_Task instructions:_
Find each line in the records below that contains the word "this", and copy it out.

[[ Data section, beginning ]]

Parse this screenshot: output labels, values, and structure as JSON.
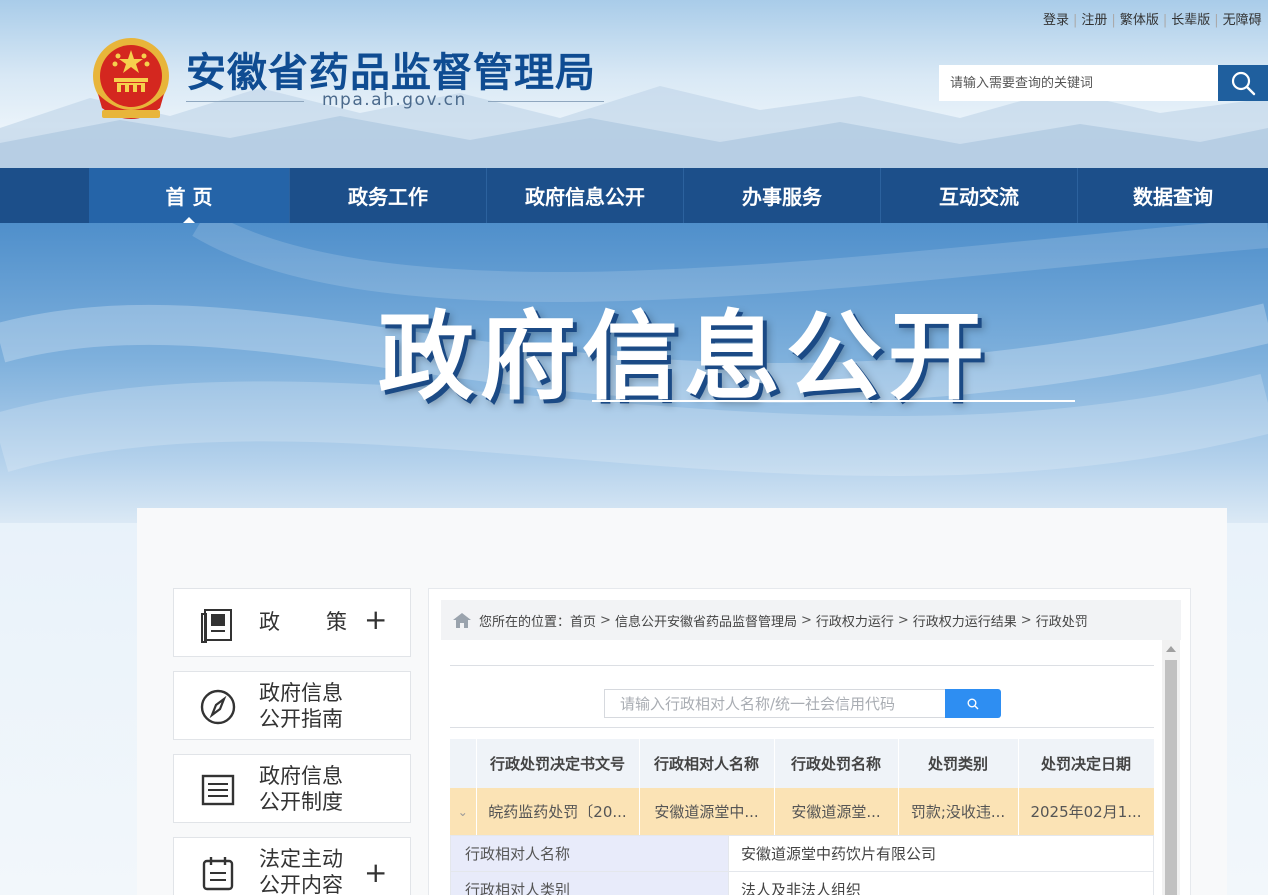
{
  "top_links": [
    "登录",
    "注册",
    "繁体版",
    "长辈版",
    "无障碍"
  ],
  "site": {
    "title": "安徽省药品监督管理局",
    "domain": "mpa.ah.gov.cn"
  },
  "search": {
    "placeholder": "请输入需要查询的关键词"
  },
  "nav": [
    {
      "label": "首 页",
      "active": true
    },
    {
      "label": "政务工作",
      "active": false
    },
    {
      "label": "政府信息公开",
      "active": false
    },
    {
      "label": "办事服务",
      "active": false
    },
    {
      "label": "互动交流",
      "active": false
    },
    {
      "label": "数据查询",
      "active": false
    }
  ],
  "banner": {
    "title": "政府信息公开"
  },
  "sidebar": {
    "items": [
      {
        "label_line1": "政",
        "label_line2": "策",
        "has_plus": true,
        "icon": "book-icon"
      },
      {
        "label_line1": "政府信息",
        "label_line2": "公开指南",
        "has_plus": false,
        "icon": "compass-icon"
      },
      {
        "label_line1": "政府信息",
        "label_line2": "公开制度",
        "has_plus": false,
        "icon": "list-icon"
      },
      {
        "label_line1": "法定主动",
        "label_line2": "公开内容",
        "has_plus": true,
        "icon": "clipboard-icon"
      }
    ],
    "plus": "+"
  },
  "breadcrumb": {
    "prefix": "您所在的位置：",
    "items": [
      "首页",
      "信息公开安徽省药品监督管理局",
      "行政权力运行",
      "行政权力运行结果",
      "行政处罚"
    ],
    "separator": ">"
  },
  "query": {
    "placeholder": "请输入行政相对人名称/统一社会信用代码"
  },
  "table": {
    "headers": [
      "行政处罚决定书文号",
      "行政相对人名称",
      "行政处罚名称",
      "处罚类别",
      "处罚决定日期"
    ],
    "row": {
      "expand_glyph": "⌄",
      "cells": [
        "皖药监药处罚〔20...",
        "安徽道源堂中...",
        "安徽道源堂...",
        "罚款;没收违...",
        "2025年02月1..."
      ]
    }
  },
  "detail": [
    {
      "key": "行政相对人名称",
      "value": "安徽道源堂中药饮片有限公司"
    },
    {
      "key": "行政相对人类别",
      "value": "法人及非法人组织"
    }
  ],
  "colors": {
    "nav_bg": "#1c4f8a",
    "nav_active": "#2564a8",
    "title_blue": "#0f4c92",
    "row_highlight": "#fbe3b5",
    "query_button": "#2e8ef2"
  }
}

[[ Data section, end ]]
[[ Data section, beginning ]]

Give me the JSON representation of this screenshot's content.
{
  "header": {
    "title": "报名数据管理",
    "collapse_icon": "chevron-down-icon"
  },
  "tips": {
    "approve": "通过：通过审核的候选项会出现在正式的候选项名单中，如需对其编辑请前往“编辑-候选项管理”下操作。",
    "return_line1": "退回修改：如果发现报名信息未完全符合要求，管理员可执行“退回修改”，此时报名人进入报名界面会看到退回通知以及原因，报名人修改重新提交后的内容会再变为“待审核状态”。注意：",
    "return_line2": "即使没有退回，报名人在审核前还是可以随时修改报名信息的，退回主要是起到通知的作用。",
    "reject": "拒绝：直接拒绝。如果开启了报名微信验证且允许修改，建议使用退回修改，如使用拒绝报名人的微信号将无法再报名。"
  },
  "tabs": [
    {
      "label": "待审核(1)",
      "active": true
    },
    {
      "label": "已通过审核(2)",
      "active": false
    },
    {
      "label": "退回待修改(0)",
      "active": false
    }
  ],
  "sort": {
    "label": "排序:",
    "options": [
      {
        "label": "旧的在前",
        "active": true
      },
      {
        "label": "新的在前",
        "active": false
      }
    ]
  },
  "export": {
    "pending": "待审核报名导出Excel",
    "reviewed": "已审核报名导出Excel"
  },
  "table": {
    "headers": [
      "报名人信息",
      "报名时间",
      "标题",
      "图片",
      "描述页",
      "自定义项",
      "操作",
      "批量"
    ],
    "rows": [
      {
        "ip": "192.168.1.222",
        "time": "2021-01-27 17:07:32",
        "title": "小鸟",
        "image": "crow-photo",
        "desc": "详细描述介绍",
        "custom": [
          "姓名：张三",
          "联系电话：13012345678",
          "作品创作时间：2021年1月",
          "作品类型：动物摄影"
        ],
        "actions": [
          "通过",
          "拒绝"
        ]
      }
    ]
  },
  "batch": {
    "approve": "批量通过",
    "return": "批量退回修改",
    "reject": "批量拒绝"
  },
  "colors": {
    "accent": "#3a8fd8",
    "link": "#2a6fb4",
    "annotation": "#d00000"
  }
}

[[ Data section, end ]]

_Solution below:_
Parse this screenshot: output labels, values, and structure as JSON.
Give me the JSON representation of this screenshot's content.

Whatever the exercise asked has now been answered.